WHAT NEEDS TO BE DONE: An exact restatement of the data is required, with the images omitted.

DATA TO USE Block Start

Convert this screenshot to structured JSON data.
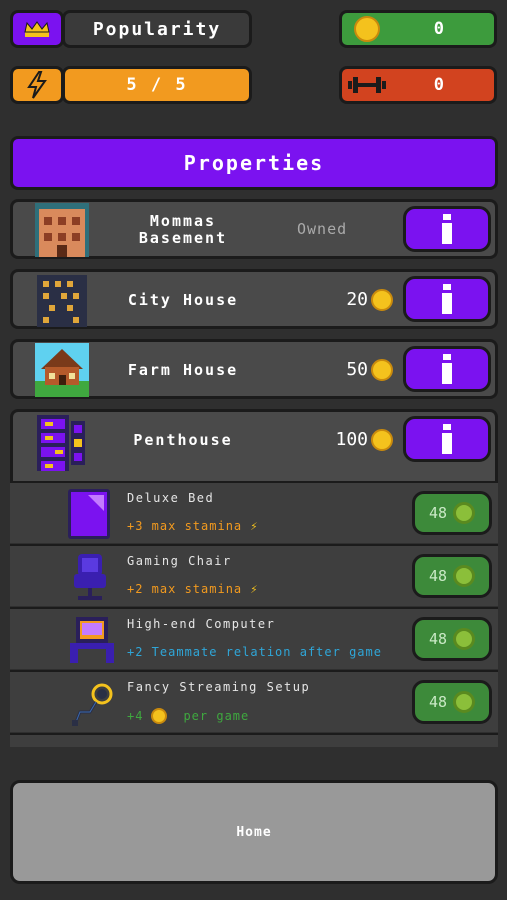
{
  "top": {
    "popularity_label": "Popularity",
    "coins_value": "0",
    "energy_value": "5 / 5",
    "strength_value": "0"
  },
  "header": {
    "title": "Properties"
  },
  "properties": [
    {
      "name": "Mommas\nBasement",
      "status": "Owned"
    },
    {
      "name": "City House",
      "price": "20"
    },
    {
      "name": "Farm House",
      "price": "50"
    },
    {
      "name": "Penthouse",
      "price": "100"
    }
  ],
  "items": [
    {
      "name": "Deluxe Bed",
      "effect": "+3 max stamina",
      "price": "48"
    },
    {
      "name": "Gaming Chair",
      "effect": "+2 max stamina",
      "price": "48"
    },
    {
      "name": "High-end Computer",
      "effect": "+2 Teammate relation after game",
      "price": "48"
    },
    {
      "name": "Fancy Streaming Setup",
      "effect_prefix": "+4",
      "effect_suffix": "per game",
      "price": "48"
    }
  ],
  "nav": {
    "home_label": "Home"
  },
  "colors": {
    "purple": "#7b12f0",
    "green": "#3d8a3a",
    "orange": "#f29a1f",
    "red": "#d2431f"
  }
}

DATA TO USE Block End

RESPONSE BELOW:
Convert this screenshot to structured JSON data.
{
  "top": {
    "popularity_label": "Popularity",
    "coins_value": "0",
    "energy_value": "5 / 5",
    "strength_value": "0"
  },
  "header": {
    "title": "Properties"
  },
  "properties": [
    {
      "name": "Mommas\nBasement",
      "status": "Owned"
    },
    {
      "name": "City House",
      "price": "20"
    },
    {
      "name": "Farm House",
      "price": "50"
    },
    {
      "name": "Penthouse",
      "price": "100"
    }
  ],
  "items": [
    {
      "name": "Deluxe Bed",
      "effect": "+3 max stamina",
      "price": "48"
    },
    {
      "name": "Gaming Chair",
      "effect": "+2 max stamina",
      "price": "48"
    },
    {
      "name": "High-end Computer",
      "effect": "+2 Teammate relation after game",
      "price": "48"
    },
    {
      "name": "Fancy Streaming Setup",
      "effect_prefix": "+4",
      "effect_suffix": "per game",
      "price": "48"
    }
  ],
  "nav": {
    "home_label": "Home"
  },
  "colors": {
    "purple": "#7b12f0",
    "green": "#3d8a3a",
    "orange": "#f29a1f",
    "red": "#d2431f"
  }
}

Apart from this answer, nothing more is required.